There is something about Anne Garrels' reporting that makes me understand even the most incomprehensible story. Like her conversation with Steve Inskeep this morning. They discuss the escalating cycle of violence in Iraq between and among Sunnis and Shiites, and Steve asks the question, "Is this a civil war?" Anne pulls back the focus and shows the big picture: that while it is Iraqis fighting Iraqis, "there's a reluctance to label it as [a civil war] because this could cement a situation which some hope can still be stopped."
Of course, NPR's Iraq coverage would be nothing without the amazing work of Iraqi reporters in the field. They are much more mobile, know the culture and speak the language fluently. But that is not to say that they don't take great risks to bring you and me the news every day. This morning Anne described the experiences of one of NPR's Iraqi stringers (whose name we intentionally omit). He witnessed an assassination in Basra and the shocking nonchalance of the killers. Here is the eloquent and terrifying letter from that reporter:
"There is a car in Basra feared by all the people in the city. We call the car 'Bata' — in English it is 'Swan.' The story of Bata is a horrible one. We all know to avoid the car with black-tinted windows and four armed people inside. Another car always follows, with more invisible ghosts sitting inside.

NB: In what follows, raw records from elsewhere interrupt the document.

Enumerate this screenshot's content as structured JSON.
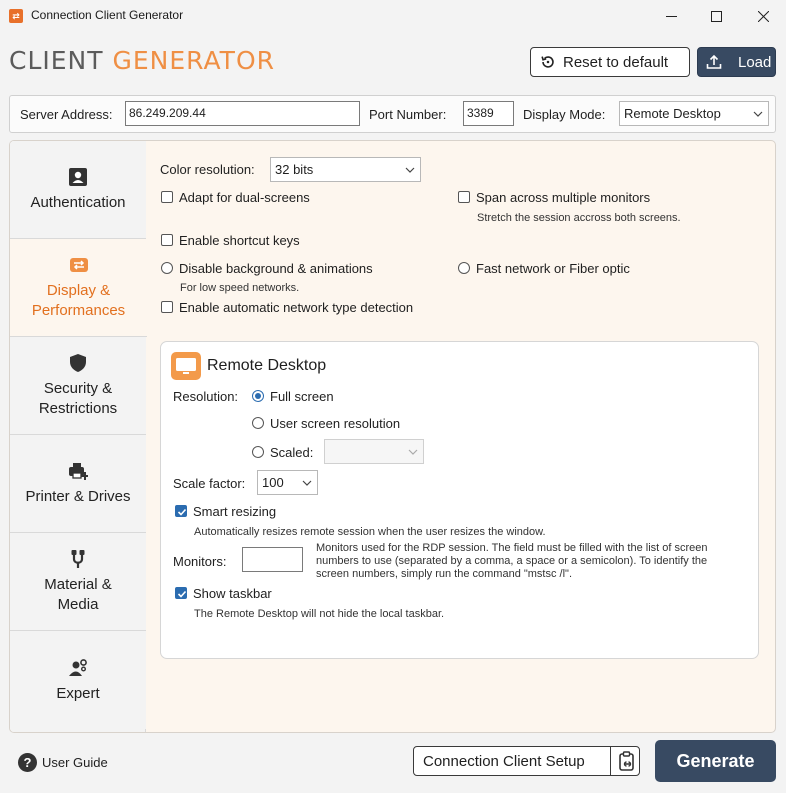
{
  "window": {
    "title": "Connection Client Generator",
    "app_icon": "connection-client-app-icon"
  },
  "header": {
    "logo_part1": "CLIENT",
    "logo_part2": "GENERATOR",
    "logo_color1": "#5b5b5b",
    "logo_color2": "#ef8f44",
    "reset_label": "Reset to default",
    "load_label": "Load"
  },
  "server": {
    "address_label": "Server Address:",
    "address_value": "86.249.209.44",
    "port_label": "Port Number:",
    "port_value": "3389",
    "mode_label": "Display Mode:",
    "mode_value": "Remote Desktop"
  },
  "sidebar": {
    "items": [
      {
        "line1": "Authentication",
        "line2": "",
        "icon": "user-badge-icon",
        "active": false
      },
      {
        "line1": "Display &",
        "line2": "Performances",
        "icon": "display-switch-icon",
        "active": true
      },
      {
        "line1": "Security &",
        "line2": "Restrictions",
        "icon": "shield-icon",
        "active": false
      },
      {
        "line1": "Printer & Drives",
        "line2": "",
        "icon": "printer-add-icon",
        "active": false
      },
      {
        "line1": "Material &",
        "line2": "Media",
        "icon": "usb-cable-icon",
        "active": false
      },
      {
        "line1": "Expert",
        "line2": "",
        "icon": "user-gear-icon",
        "active": false
      }
    ],
    "accent_color": "#e2701f"
  },
  "display": {
    "color_res_label": "Color resolution:",
    "color_res_value": "32 bits",
    "dual_screens": {
      "label": "Adapt for dual-screens",
      "checked": false
    },
    "span_monitors": {
      "label": "Span across multiple monitors",
      "checked": false,
      "hint": "Stretch the session accross both screens."
    },
    "shortcut_keys": {
      "label": "Enable shortcut keys",
      "checked": false
    },
    "disable_bg": {
      "label": "Disable background & animations",
      "selected": false,
      "hint": "For low speed networks."
    },
    "fast_network": {
      "label": "Fast network or Fiber optic",
      "selected": false
    },
    "auto_network": {
      "label": "Enable automatic network type detection",
      "checked": false
    }
  },
  "remote_desktop": {
    "title": "Remote Desktop",
    "resolution_label": "Resolution:",
    "full_screen": {
      "label": "Full screen",
      "selected": true
    },
    "user_screen": {
      "label": "User screen resolution",
      "selected": false
    },
    "scaled": {
      "label": "Scaled:",
      "selected": false,
      "value": ""
    },
    "scale_factor_label": "Scale factor:",
    "scale_factor_value": "100",
    "smart_resizing": {
      "label": "Smart resizing",
      "checked": true,
      "hint": "Automatically resizes remote session when the user resizes the window."
    },
    "monitors_label": "Monitors:",
    "monitors_value": "",
    "monitors_hint1": "Monitors used for the RDP session. The field must be filled with the list of screen",
    "monitors_hint2": "numbers to use (separated by a comma, a space or a semicolon). To identify the",
    "monitors_hint3": "screen numbers, simply run the command \"mstsc /l\".",
    "show_taskbar": {
      "label": "Show taskbar",
      "checked": true,
      "hint": "The Remote Desktop will not hide the local taskbar."
    }
  },
  "footer": {
    "user_guide": "User Guide",
    "setup_label": "Connection Client Setup",
    "generate_label": "Generate",
    "primary_color": "#384a62"
  }
}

"The governor of Basra has awarded 20 million Iraqi dinars to anyone with information about Bata. Local songs and jokes tell a warning tale of Bata and when you hear news of another assassination, you ask, 'Is Bata behind this?' Ninety percent of the time, the answer is yes."
For the rest of the letter, click here.